Anyone interested in presenting a paper or poster at the conference should contact Phil Battley P.Battley@massey.ac.nz
This will be followed by field trips to a variety of good shorebird sites around Auckland on Monday 3 October.
If you are interested in sponsorship please contact Adrian Riegen, the ASC 2016 Committee Convenor at firstname.lastname@example.org
Keep up-to-date at www.miranda-shorebird.org.nz/asc2016
May 26 2016
The flagship journal of BirdLife Australia, Emu, has released an issue dedicated to migratory shorebirds.
This edition, Volume 116 Issue 2, has 14 fascinating and informative articles on research which has been conducted on the EAAF and is invaluable for researchers, advocates, educators, conservationist groups and shorebird lovers.

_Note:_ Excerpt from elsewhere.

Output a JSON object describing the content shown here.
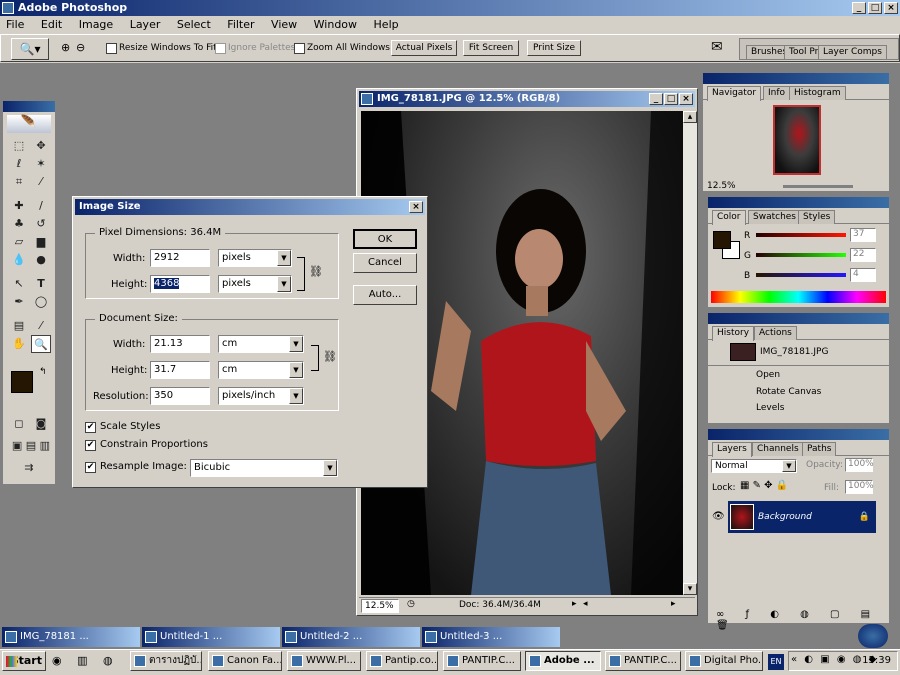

Visit the Emu – Austral Ornithology page on the BirdLife Australia site for article summaries or to get your subscription to Emu.

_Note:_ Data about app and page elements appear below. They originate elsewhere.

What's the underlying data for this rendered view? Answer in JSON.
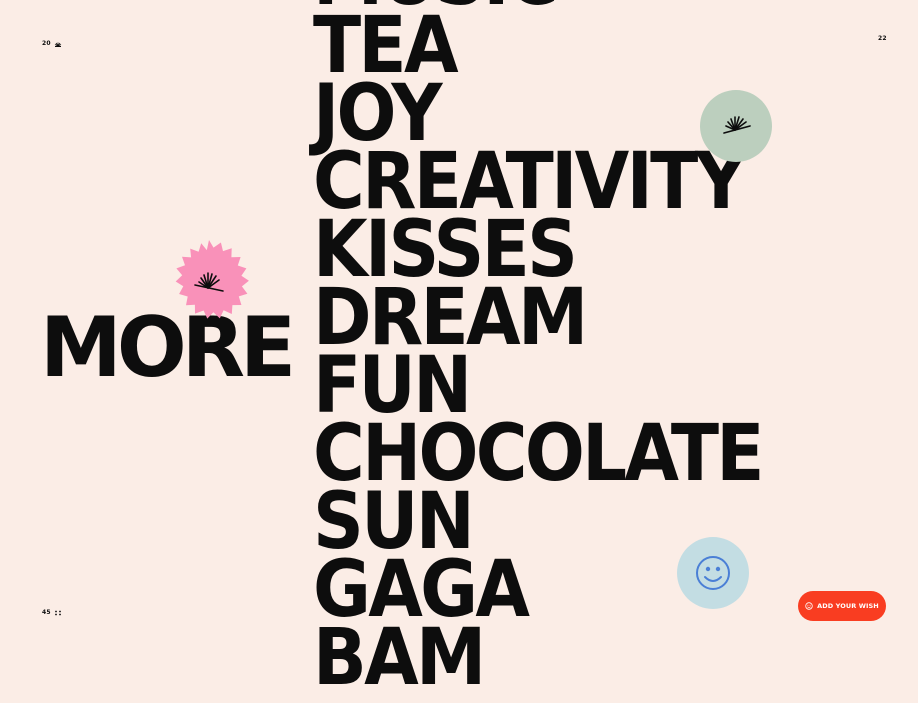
{
  "corners": {
    "top_left": "20",
    "top_right": "22",
    "bottom_left": "45"
  },
  "headline": "MORE",
  "words": [
    "MUSIC",
    "TEA",
    "JOY",
    "CREATIVITY",
    "KISSES",
    "DREAM",
    "FUN",
    "CHOCOLATE",
    "SUN",
    "GAGA",
    "BAM"
  ],
  "icons": {
    "green_badge": "sunburst-icon",
    "pink_badge": "sunburst-icon",
    "blue_badge": "smiley-face-icon",
    "cta": "smiley-icon"
  },
  "cta": {
    "label": "ADD YOUR WISH"
  },
  "colors": {
    "background": "#fbede6",
    "text": "#0d0d0d",
    "green_badge": "#bccfbe",
    "pink_badge": "#f991b9",
    "blue_badge": "#c3dde3",
    "blue_icon": "#4a7fd6",
    "cta": "#f93d21"
  }
}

May 26 2016
Though much of a proposed development at Toondah Harbour on Moreton Bay will be benign for migratory shorebirds, the development includes additions which will require the reclamation of over 43 hectares, or 1.6%, of the Ramsar Site at this location.
The AWSG, BirdLife Southern Queensland and BirdLife Australia are calling on the government to see that this facet of the development does not proceed. You can assist by visiting the BirdLife Toondah Harbour Development page, learning more and signing the petition.

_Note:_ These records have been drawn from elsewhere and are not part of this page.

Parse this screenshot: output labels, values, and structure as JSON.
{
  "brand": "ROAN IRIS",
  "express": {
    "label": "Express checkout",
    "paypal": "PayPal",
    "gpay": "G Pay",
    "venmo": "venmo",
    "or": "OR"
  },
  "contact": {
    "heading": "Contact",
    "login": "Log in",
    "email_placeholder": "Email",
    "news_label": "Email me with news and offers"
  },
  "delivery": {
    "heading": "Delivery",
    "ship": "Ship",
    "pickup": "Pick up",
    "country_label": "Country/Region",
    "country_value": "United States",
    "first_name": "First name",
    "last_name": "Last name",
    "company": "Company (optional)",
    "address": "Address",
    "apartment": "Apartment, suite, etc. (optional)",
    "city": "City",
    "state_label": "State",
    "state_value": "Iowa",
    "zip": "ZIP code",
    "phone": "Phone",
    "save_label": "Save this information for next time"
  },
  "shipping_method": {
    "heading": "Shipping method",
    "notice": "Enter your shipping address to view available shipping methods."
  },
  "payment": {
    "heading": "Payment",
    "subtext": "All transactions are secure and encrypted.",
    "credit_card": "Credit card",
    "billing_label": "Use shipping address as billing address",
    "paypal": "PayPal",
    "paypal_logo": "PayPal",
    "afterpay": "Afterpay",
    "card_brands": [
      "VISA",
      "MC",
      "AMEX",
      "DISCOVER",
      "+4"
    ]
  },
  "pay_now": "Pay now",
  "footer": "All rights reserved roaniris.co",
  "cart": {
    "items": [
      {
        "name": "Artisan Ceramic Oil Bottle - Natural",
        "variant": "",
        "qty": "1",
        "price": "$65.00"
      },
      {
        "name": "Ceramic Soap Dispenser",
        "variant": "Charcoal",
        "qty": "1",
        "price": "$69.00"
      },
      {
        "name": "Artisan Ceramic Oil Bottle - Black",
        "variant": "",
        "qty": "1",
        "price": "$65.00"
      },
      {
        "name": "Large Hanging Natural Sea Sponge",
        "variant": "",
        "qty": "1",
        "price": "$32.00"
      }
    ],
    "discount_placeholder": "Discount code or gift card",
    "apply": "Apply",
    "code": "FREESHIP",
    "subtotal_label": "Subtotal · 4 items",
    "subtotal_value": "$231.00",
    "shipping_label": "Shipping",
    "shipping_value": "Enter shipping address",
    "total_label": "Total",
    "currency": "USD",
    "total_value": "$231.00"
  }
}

May 26 2016
The coming Australasian Shorebird Conference will be hosted by Pukorokoro Miranda Naturalist’s Trust at the UNITEC Institute of Technology Auckland, NZ.
May 26 2016
In seeking to ensure that the best conservation outcomes for migratory shorebirds can be put in place it is necessary to identify and learn about their migratory routes, including breeding and staging locations.In the case of the Grey Plover, much is still conjecture. We currently believe that the Grey Plover migrates around 12,000 kilometres northward each year to where it breeds in the northern summers and then returns to spend the southern summers here in Australia. We also know that there are around 12,000 Grey Plovers sharing Australian coastlines each year and that these numbers are in decline. Of interest is that nearly all of them are female.
In order to learn more, we aim to use satellite tracking to accurately map their journeys. You can learn more about this project and track its progress visiting the Marvel of Migration page on the BirdLife website.
Get the latest news from the AWSG and across the East Asian-Australasian Flyway. More ..
We produce two publications; our official journal, The Stilt and our Newsletter, The Tattler. More ..
The AWSG has affiliated groups in every state of Australian and New Zealand. More ..
BirdLife Australia is proud to be the nation's largest bird conservation organisation. As an independent, not-for-profit organisation, our aim is clear: to create a bright future for Australia's birds. More ..
BirdLife Australia is an organisation that has a clear commitment to action and results. We’re proud of our achievements, but we know there is always more to be done. But we can’t do it alone - we want you to get involved. More ..
To ensure the future of waders and their habitats in Australia through research and conservation programs and to encourage and assist similar programs in the rest of the East Asian-Australasian Flyway and network of shorebird sites.